Galen Rowell pioneered a special brand of participatory wilderness photography in which the photographer transcends being a simple observer with a camera to become an active participant in the image being photographed. His emotional connection to his subject matter came across clearly in his early mountain climbing photographs that first drew public recognition, but his landscape imagery, often made on the same adventures, has proven even more evocative because of the visual power he created from what he described as “a continuing pursuit in which the art becomes the adventure, and vice-versa.” No scene was taken for granted; the principles of action photography were applied to his landscapes and vice versa. His favorite landscapes feature an unexpected convergence of light and form, seemingly unrepeatable moments captured by combining imagination and action with a clear understanding of outdoor optical phenomena. The photographer called these images “dynamic landscapes” and his quest for them is documented in his bestselling 1986 book, Mountain Light: In Search of the Dynamic Landscape. When not doing assignments for Life, National Geographic, Outdoor Photographer, or other publications, Rowell was likely to be found either writing at his Bishop home, climbing in the High Sierra, working at Mountain Light Gallery or hiking and photographing with his wife Barbara. The writing was also a big part of his life. Having realized early in his career that unless he writes his own words, his message was going to be invariably altered or, at best, weakened, Rowell would spend at least the same amount of time writing as he would photographing, if not more. The main reason he kept writing is that his most powerful messages about the fates of wild places that he cared about needed to have both words and images.

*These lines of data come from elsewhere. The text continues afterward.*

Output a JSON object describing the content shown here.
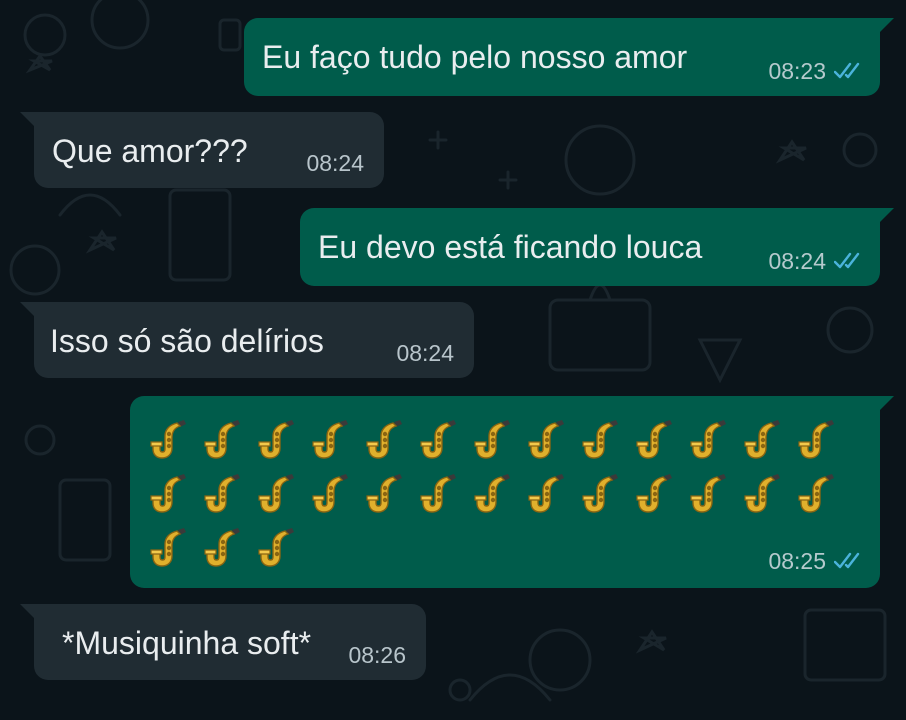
{
  "messages": [
    {
      "direction": "outgoing",
      "text": "Eu faço tudo pelo nosso amor",
      "time": "08:23",
      "status": "read"
    },
    {
      "direction": "incoming",
      "text": "Que amor???",
      "time": "08:24"
    },
    {
      "direction": "outgoing",
      "text": "Eu devo está ficando louca",
      "time": "08:24",
      "status": "read"
    },
    {
      "direction": "incoming",
      "text": "Isso só são delírios",
      "time": "08:24"
    },
    {
      "direction": "outgoing",
      "emoji": "saxophone",
      "emoji_count": 29,
      "time": "08:25",
      "status": "read"
    },
    {
      "direction": "incoming",
      "text": "*Musiquinha soft*",
      "time": "08:26"
    }
  ],
  "colors": {
    "background": "#0b141a",
    "outgoing_bubble": "#005c4b",
    "incoming_bubble": "#202c33",
    "read_ticks": "#53bdeb"
  }
}
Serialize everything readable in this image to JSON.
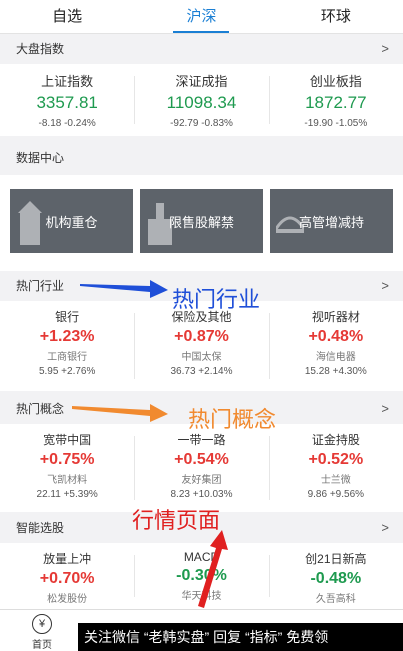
{
  "tabs": [
    "自选",
    "沪深",
    "环球"
  ],
  "sections": {
    "index": "大盘指数",
    "data_center": "数据中心",
    "hot_industry": "热门行业",
    "hot_concept": "热门概念",
    "smart_pick": "智能选股"
  },
  "indices": [
    {
      "name": "上证指数",
      "value": "3357.81",
      "change": "-8.18 -0.24%"
    },
    {
      "name": "深证成指",
      "value": "11098.34",
      "change": "-92.79 -0.83%"
    },
    {
      "name": "创业板指",
      "value": "1872.77",
      "change": "-19.90 -1.05%"
    }
  ],
  "data_cards": [
    "机构重仓",
    "限售股解禁",
    "高管增减持"
  ],
  "hot_industry": [
    {
      "name": "银行",
      "pct": "+1.23%",
      "stock": "工商银行",
      "sub": "5.95 +2.76%"
    },
    {
      "name": "保险及其他",
      "pct": "+0.87%",
      "stock": "中国太保",
      "sub": "36.73 +2.14%"
    },
    {
      "name": "视听器材",
      "pct": "+0.48%",
      "stock": "海信电器",
      "sub": "15.28 +4.30%"
    }
  ],
  "hot_concept": [
    {
      "name": "宽带中国",
      "pct": "+0.75%",
      "stock": "飞凯材料",
      "sub": "22.11 +5.39%"
    },
    {
      "name": "一带一路",
      "pct": "+0.54%",
      "stock": "友好集团",
      "sub": "8.23 +10.03%"
    },
    {
      "name": "证金持股",
      "pct": "+0.52%",
      "stock": "士兰微",
      "sub": "9.86 +9.56%"
    }
  ],
  "smart_pick": [
    {
      "name": "放量上冲",
      "pct": "+0.70%",
      "stock": "松发股份"
    },
    {
      "name": "MACD",
      "pct": "-0.30%",
      "stock": "华天科技"
    },
    {
      "name": "创21日新高",
      "pct": "-0.48%",
      "stock": "久吾高科"
    }
  ],
  "annotations": {
    "industry": "热门行业",
    "concept": "热门概念",
    "market": "行情页面"
  },
  "nav": {
    "home": "首页",
    "home_glyph": "¥"
  },
  "watermark": "关注微信 “老韩实盘” 回复 “指标” 免费领",
  "colors": {
    "up": "#e53935",
    "down": "#1e9a4f",
    "accent": "#1a7fd4"
  }
}
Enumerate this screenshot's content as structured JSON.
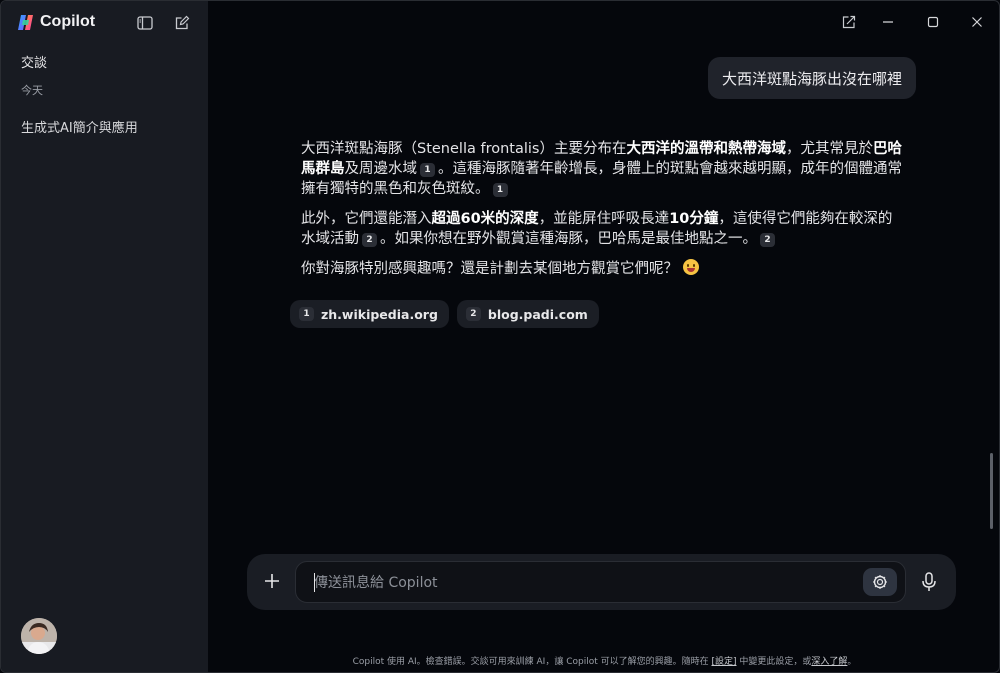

Tragic Death and Legacy
On August 11, 2002, returning from a photography workshop in Alaska, Galen Rowell and his wife Barbara Cushman Rowell, along with pilot Tom Reid and his friend Carol McAffee, tragically died when their plane crashed near Eastern Sierra Regional Airport in Bishop, California. Galen Rowell would be remembered as one of the greatest landscape photographers, an accomplished climber, and a successful writer, always generous with information. His messages, whether coming from his photographs or his words, whether they are technical, artistic, or even philosophical, provide more than a simple instruction to photography – they are a way to approach life itself.
Galen Rowell lived and worked in Bishop, California.
Featured image: Galen Rowell – portrait at Yosemite, 1965 – photo credits Glen Denny, via mrporter.com